The rationale of opponents of a Yezidi-Kurd identity has another dimension: If Yezidi are Kurds, then parts of Armenia might be considered part of greater Kurdistan, and Armenia becomes a potential site for PKK bases and the harboring of Kurdish “terrorists.” In other words, it is a threat to Armenian independence and territorial sovereignty. If the Yezidi are distinct from Kurds, however, their problems are merely domestic in nature. The politically correct view within the republic is to see Armenians and Yezidis as historical brothers in arms against Turks and Azeris, as well as those Kurds who helped facilitate the genocide in 1915. When the Yezidi are denied a Kurdish identity, the emerging international sense of unity within the Kurdish diaspora is diminished.

In its concluding observations at a meeting on August 14, 2002, CERD asked for Armenia to pass legislation that would bring its laws into line with that of the various international covenants that it has signed. But while the republic has ratified a number of international human rights instruments, enabling legislation has not been forthcoming. A draft law on national minorities, for instance, remains on the back burner. Allegations of prejudice toward minorities are mounting but were not considered in Armenia’s periodic report to CERD. Yezidi claim they are subject to discrimination at the hands of local authorities and say there is a lack of police response when crimes are committed against them.

Yezidi oppose the government’s plan to privatize their lands, as in Kotayk province. They fear the move will have an adverse effect on their ability to maintain their culture. But even without the privatization, their continued existence within Armenia—even after 200 years of residence in the Caucasus—remains in the hands of Armenians. The current unofficial Armenian national motto of “One country, one language, one people” is hardly a basis for the Yezidi’s long-term security or happiness. Yezidi must either attempt the impossible and integrate, abandoning their age-old traditional lifestyles, or try their luck on the immigration lines—joining their Kurdish cousins in exile in Western Europe.

Two-thirds of all Armenians were scattered in the diaspora following the 1915 genocide and Armenians now constitute a minority in many countries, including Iraq, Iran, Syria, Lebanon, and Egypt. In all these settings they maintain a low profile, and minorities in the newly independent Armenian republic are expected to do the same. Many diverse populations have gathered in this vibrant but struggling multicultural nation, bringing with them the traditions of their former homes in countries such as Ethiopia, India, and France.
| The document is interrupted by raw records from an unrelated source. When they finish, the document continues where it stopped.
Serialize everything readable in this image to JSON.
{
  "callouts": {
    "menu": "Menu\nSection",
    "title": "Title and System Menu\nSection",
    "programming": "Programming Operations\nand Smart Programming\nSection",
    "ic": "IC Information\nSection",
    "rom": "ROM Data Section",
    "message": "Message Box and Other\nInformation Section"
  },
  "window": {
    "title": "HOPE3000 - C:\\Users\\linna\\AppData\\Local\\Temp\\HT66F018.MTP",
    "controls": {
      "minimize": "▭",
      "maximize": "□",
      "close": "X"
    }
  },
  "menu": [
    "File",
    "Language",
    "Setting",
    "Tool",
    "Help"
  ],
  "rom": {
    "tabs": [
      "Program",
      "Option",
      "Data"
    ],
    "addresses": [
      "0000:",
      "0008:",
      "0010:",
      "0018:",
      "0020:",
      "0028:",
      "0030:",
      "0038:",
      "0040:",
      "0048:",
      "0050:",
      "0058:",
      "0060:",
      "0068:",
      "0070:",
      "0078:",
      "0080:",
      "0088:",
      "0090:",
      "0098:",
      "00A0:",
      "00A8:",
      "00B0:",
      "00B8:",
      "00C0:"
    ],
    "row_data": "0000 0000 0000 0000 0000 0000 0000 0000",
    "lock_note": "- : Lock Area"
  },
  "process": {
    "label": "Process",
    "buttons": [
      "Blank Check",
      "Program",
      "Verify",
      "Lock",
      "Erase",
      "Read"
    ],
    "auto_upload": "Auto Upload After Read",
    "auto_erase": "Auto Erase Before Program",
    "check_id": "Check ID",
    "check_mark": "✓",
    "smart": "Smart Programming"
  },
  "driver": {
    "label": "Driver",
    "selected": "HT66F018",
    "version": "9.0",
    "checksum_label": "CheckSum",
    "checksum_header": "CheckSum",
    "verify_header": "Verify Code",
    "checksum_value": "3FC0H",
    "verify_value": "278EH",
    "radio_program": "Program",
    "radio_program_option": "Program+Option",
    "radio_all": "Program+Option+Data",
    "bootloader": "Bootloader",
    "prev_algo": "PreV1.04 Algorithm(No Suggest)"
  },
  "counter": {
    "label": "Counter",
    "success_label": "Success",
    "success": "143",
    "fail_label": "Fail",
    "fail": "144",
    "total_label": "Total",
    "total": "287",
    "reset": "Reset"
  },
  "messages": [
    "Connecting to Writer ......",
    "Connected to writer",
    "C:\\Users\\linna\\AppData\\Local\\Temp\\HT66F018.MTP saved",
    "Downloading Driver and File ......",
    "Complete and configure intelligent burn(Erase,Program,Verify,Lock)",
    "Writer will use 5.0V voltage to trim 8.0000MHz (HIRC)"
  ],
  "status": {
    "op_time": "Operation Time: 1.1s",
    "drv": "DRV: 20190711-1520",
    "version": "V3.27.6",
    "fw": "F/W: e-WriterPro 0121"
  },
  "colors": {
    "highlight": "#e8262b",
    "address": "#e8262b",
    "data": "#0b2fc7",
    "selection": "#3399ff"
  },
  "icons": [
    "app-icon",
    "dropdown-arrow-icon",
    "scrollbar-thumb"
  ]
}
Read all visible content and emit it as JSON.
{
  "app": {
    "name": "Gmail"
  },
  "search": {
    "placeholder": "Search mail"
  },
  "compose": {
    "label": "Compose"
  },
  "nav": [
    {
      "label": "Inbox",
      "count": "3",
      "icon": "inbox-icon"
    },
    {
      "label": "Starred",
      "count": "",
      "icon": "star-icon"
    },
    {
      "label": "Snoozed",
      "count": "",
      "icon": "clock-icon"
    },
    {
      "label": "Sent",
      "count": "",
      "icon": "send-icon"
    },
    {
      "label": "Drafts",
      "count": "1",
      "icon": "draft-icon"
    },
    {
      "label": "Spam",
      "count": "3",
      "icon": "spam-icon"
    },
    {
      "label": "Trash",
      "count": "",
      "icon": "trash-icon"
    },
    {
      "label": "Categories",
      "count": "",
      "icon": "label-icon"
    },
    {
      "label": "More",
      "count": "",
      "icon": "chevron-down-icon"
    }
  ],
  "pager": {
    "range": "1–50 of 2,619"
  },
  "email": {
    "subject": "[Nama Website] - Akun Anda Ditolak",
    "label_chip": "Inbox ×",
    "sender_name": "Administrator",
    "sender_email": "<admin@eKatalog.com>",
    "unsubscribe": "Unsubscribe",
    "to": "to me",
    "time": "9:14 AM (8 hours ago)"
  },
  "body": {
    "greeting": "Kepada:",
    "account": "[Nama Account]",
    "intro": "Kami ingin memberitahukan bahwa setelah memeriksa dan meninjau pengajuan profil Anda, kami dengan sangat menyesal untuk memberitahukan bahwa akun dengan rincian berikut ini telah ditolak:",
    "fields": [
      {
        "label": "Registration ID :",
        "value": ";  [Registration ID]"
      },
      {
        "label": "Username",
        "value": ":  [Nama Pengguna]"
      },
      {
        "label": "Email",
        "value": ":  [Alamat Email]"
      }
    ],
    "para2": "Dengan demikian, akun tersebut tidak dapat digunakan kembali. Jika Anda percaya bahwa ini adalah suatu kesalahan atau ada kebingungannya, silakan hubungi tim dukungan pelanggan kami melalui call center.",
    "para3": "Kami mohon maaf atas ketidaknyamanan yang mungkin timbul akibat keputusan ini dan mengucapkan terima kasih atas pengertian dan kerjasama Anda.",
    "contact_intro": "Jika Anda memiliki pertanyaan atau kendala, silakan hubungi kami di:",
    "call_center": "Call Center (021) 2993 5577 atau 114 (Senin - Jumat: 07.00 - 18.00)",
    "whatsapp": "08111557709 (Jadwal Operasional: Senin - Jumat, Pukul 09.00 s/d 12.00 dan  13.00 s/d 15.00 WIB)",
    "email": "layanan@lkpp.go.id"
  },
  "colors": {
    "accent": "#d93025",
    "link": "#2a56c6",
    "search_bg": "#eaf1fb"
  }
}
It behooves those in power in Armenia, in this historic period of nation-building, to promote, also, the place of its minorities as Armenians of distinct cultural heritage.
1. 17 percent live in Yezidi-only villages and 83 percent in mixed Yezidi/Armenian villages
2. The imprisoned leader of the PKK, the Kurdish Worker’s Party.
3. In Asatrian and Arakelova’s (2002) version, Malak Tawus, the principal member of a holy trinity including Shaykh ‘Adi and Sultan Yezid, combines the attributes of divinity with the characteristics of a fallen angel. Thus Yezidism is the so-called “Apology of Satan.”
4. The region of Azerbaijan located between Karabagh and Armenia, which is now an unrecognized part of Karabagh.
5. Muslim Kurds number, at most, 1,000 people in Armenia today.
6. According to Arakelova, the Yezidi refer to the Kurmanji language as Ezdiki.
Ian S. McIntosh is senior editor for Cultural Survival.
References and further reading
Arakelova, V. (2001). Healing practices among the Yezidi Sheiks of Armenia. Asian Folklore Studies 60. Pp 319-328.
Asatrian, G. & Arakelova, V. (2002). The Ethnic Minorities of Armenia. Yerevan, Armenia: Caucasian Center for Iranian Studies, Yerevan State University.
CERD (2002). Concluding Observations of the Committee for the Elimination of Racial Discrimination in regards Armenia’s reports CERD/C/372/SR.1529 and 1530.
Izady, M.R. (1992). The Kurds, A Concise Handbook.
World Directory of Minorities. (1997). London: Minority Rights Group.